=== SUPPLIED RECORDS ===

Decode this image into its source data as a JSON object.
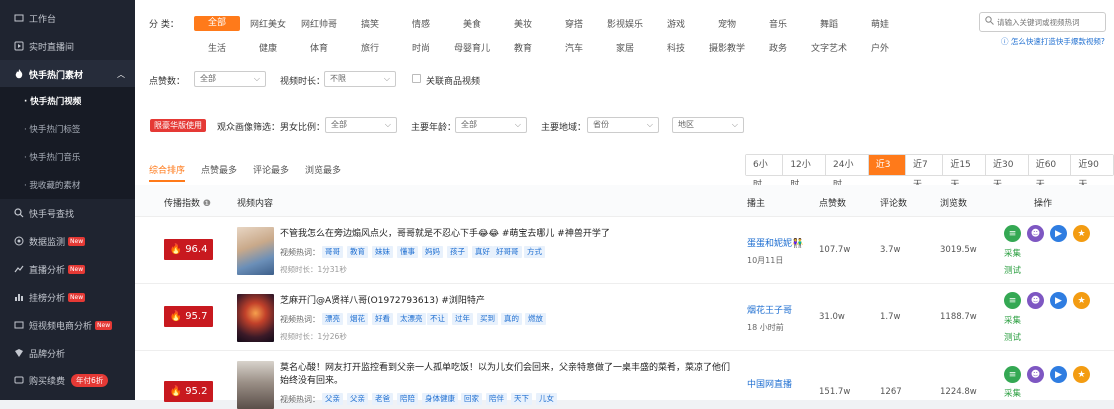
{
  "sidebar": {
    "items": [
      {
        "label": "工作台",
        "icon": "workbench-icon"
      },
      {
        "label": "实时直播间",
        "icon": "live-icon"
      },
      {
        "label": "快手热门素材",
        "icon": "fire-icon"
      },
      {
        "label": "快手号查找",
        "icon": "search-icon"
      },
      {
        "label": "数据监测",
        "icon": "monitor-icon",
        "badge": "New"
      },
      {
        "label": "直播分析",
        "icon": "chart-icon",
        "badge": "New"
      },
      {
        "label": "挂榜分析",
        "icon": "bar-icon",
        "badge": "New"
      },
      {
        "label": "短视频电商分析",
        "icon": "video-icon",
        "badge": "New"
      },
      {
        "label": "品牌分析",
        "icon": "brand-icon"
      },
      {
        "label": "购买续费",
        "icon": "cart-icon",
        "badge": "年付6折"
      }
    ],
    "sub_items": [
      "· 快手热门视频",
      "· 快手热门标签",
      "· 快手热门音乐",
      "· 我收藏的素材"
    ]
  },
  "filters": {
    "category_label": "分  类：",
    "categories_row1": [
      "全部",
      "网红美女",
      "网红帅哥",
      "搞笑",
      "情感",
      "美食",
      "美妆",
      "穿搭",
      "影视娱乐",
      "游戏",
      "宠物",
      "音乐",
      "舞蹈",
      "萌娃"
    ],
    "categories_row2": [
      "生活",
      "健康",
      "体育",
      "旅行",
      "时尚",
      "母婴育儿",
      "教育",
      "汽车",
      "家居",
      "科技",
      "摄影教学",
      "政务",
      "文字艺术",
      "户外"
    ],
    "search_placeholder": "请输入关键词或视频热词",
    "help_link": "怎么快速打造快手爆款视频?",
    "likes_label": "点赞数：",
    "likes_value": "全部",
    "duration_label": "视频时长：",
    "duration_value": "不限",
    "related_products_label": "关联商品视频",
    "luxury_label": "限豪华版使用",
    "audience_label": "观众画像筛选：",
    "gender_label": "男女比例：",
    "gender_value": "全部",
    "age_label": "主要年龄：",
    "age_value": "全部",
    "region_label": "主要地域：",
    "province_value": "省份",
    "area_value": "地区"
  },
  "sort_tabs": [
    "综合排序",
    "点赞最多",
    "评论最多",
    "浏览最多"
  ],
  "time_tabs": [
    "6小时",
    "12小时",
    "24小时",
    "近3天",
    "近7天",
    "近15天",
    "近30天",
    "近60天",
    "近90天"
  ],
  "active_time_tab": 3,
  "table": {
    "headers": [
      "传播指数",
      "视频内容",
      "播主",
      "点赞数",
      "评论数",
      "浏览数",
      "操作"
    ],
    "rows": [
      {
        "score": "96.4",
        "title": "不管我怎么在旁边煽风点火，哥哥就是不忍心下手😂😂 #萌宝去哪儿 #神兽开学了",
        "kw_label": "视频热词：",
        "keywords": [
          "哥哥",
          "教育",
          "妹妹",
          "懂事",
          "妈妈",
          "孩子",
          "真好",
          "好哥哥",
          "方式"
        ],
        "duration": "视频时长：1分31秒",
        "author": "蛋蛋和妮妮👫",
        "date": "10月11日",
        "likes": "107.7w",
        "comments": "3.7w",
        "views": "3019.5w",
        "op_collect": "采集",
        "op_test": "测试"
      },
      {
        "score": "95.7",
        "title": "芝麻开门@A贤祥八哥(O1972793613) #浏阳特产",
        "kw_label": "视频热词：",
        "keywords": [
          "漂亮",
          "烟花",
          "好看",
          "太漂亮",
          "不让",
          "过年",
          "买到",
          "真的",
          "燃放"
        ],
        "duration": "视频时长：1分26秒",
        "author": "烟花王子哥",
        "date": "18 小时前",
        "likes": "31.0w",
        "comments": "1.7w",
        "views": "1188.7w",
        "op_collect": "采集",
        "op_test": "测试"
      },
      {
        "score": "95.2",
        "title": "莫名心酸！网友打开监控看到父亲一人孤单吃饭！以为儿女们会回来，父亲特意做了一桌丰盛的菜肴，菜凉了他们始终没有回来。",
        "kw_label": "视频热词：",
        "keywords": [
          "父亲",
          "父亲",
          "老爸",
          "陪陪",
          "身体健康",
          "回家",
          "陪伴",
          "天下",
          "儿女"
        ],
        "duration": "",
        "author": "中国网直播",
        "date": "",
        "likes": "151.7w",
        "comments": "1267",
        "views": "1224.8w",
        "op_collect": "采集",
        "op_test": ""
      }
    ]
  },
  "colors": {
    "accent": "#ff7a1a",
    "score_bg": "#c8191f",
    "link": "#1f6fd1",
    "sidebar_bg": "#1f2430",
    "op_green": "#34a853",
    "op_purple": "#7e57c2",
    "op_blue": "#2f7de1",
    "op_orange": "#f39c12"
  }
}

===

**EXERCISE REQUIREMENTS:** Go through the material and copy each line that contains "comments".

**YOUR SOLUTION:**
        "comments": "3.7w",
        "comments": "1.7w",
        "comments": "1267",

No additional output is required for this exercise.